> INPUT DATA:
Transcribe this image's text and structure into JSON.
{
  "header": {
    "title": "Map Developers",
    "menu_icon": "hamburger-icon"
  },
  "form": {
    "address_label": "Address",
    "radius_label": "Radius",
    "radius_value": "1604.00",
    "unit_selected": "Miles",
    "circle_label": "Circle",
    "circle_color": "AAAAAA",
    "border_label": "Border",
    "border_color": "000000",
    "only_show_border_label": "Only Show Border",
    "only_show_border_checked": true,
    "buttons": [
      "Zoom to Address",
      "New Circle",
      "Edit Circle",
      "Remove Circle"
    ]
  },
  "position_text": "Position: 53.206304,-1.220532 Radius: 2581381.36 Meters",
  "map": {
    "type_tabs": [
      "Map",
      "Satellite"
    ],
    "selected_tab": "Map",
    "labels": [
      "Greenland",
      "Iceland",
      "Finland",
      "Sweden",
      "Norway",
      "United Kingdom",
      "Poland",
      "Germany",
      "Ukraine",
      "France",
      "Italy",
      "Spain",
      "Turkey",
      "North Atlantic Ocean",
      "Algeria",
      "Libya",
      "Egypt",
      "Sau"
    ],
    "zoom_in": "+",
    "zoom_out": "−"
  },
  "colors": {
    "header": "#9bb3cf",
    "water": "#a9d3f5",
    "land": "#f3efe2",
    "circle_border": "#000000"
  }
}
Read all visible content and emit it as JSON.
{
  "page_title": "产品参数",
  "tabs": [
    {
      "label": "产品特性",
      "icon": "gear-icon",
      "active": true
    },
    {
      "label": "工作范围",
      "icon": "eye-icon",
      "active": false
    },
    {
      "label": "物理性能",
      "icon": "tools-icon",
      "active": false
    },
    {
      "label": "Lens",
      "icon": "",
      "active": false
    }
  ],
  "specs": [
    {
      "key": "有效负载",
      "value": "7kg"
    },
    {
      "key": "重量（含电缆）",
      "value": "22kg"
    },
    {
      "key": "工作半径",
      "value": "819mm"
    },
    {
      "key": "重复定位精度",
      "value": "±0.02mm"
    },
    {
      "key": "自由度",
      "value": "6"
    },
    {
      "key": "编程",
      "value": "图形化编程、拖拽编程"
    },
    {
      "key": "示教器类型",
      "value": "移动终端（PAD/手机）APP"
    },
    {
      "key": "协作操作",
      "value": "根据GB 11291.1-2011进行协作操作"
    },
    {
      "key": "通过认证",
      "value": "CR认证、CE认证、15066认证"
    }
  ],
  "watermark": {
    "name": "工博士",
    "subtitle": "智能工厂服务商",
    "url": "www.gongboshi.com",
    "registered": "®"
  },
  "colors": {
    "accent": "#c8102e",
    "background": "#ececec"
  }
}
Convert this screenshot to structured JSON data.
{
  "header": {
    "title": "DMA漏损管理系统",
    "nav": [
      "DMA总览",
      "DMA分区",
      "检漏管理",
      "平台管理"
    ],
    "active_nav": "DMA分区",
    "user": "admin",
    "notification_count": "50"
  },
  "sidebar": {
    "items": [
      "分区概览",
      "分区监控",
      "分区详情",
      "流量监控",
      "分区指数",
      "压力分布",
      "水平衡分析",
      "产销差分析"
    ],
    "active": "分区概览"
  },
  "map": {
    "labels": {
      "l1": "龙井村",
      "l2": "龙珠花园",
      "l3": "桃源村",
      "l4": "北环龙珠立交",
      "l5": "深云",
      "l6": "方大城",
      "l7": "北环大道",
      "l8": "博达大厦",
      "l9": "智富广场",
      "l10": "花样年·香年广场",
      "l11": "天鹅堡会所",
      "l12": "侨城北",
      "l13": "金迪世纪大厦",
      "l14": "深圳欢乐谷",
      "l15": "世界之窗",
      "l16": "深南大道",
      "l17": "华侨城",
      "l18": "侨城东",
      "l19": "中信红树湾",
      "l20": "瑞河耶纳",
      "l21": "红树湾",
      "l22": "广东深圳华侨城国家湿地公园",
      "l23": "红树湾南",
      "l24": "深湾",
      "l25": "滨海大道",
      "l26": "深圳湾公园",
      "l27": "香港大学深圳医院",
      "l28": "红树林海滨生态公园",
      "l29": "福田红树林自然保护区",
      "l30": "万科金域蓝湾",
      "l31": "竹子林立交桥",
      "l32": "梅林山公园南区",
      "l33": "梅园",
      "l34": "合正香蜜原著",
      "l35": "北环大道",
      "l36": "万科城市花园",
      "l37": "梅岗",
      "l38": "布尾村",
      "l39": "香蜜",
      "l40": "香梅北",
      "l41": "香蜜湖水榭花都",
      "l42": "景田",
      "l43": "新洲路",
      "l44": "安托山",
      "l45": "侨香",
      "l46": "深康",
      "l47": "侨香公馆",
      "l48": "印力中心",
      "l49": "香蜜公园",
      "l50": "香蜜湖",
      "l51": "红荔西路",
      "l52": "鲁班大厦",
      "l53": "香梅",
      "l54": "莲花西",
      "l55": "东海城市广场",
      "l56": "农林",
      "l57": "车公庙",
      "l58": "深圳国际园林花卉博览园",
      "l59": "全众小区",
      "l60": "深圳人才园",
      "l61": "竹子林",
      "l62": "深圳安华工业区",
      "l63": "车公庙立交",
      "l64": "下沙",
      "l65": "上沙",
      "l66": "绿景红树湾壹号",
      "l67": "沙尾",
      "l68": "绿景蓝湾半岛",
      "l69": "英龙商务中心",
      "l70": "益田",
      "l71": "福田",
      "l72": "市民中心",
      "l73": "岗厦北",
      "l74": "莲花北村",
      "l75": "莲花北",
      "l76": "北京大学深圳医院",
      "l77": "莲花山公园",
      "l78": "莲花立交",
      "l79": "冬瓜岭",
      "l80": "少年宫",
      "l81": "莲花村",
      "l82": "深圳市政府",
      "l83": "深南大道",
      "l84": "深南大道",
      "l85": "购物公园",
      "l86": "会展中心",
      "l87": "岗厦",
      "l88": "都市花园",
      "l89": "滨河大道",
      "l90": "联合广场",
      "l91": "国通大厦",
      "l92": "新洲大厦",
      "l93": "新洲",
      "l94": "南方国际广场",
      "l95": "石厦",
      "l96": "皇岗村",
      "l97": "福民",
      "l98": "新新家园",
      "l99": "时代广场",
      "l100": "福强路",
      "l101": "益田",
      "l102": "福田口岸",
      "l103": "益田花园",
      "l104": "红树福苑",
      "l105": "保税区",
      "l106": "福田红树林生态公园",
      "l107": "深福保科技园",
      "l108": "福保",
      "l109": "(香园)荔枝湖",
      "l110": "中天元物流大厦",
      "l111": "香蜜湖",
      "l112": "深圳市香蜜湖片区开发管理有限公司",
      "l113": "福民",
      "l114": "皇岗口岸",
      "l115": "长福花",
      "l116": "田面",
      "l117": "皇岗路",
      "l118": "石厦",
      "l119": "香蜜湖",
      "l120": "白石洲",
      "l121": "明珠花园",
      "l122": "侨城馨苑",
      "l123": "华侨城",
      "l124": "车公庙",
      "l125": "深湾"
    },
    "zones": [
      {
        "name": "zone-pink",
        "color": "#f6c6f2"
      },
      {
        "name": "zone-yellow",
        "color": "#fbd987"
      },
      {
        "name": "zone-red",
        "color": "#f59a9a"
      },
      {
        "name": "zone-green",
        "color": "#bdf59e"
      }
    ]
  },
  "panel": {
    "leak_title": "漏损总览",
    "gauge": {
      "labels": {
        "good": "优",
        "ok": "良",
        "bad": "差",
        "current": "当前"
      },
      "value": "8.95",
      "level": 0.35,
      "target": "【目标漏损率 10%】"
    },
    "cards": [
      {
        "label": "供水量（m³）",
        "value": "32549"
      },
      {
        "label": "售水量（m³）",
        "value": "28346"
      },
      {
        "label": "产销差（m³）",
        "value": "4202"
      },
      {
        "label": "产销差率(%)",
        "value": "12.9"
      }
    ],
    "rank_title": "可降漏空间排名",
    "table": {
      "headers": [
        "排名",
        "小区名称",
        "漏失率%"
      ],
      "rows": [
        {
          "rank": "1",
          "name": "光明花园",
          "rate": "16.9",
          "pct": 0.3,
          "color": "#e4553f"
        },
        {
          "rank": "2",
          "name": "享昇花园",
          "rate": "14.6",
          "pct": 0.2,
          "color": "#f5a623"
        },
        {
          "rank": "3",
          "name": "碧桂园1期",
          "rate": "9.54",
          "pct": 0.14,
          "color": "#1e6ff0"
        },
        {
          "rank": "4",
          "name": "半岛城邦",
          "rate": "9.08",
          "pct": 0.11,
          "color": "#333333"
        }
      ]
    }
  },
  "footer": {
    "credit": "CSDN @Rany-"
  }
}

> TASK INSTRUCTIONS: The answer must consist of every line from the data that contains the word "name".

> ANSWER FOR THIS EXERCISE:
    "name": "工博士",
        "name": "zone-pink",
        "name": "zone-yellow",
        "name": "zone-red",
        "name": "zone-green",
          "name": "光明花园",
          "name": "享昇花园",
          "name": "碧桂园1期",
          "name": "半岛城邦",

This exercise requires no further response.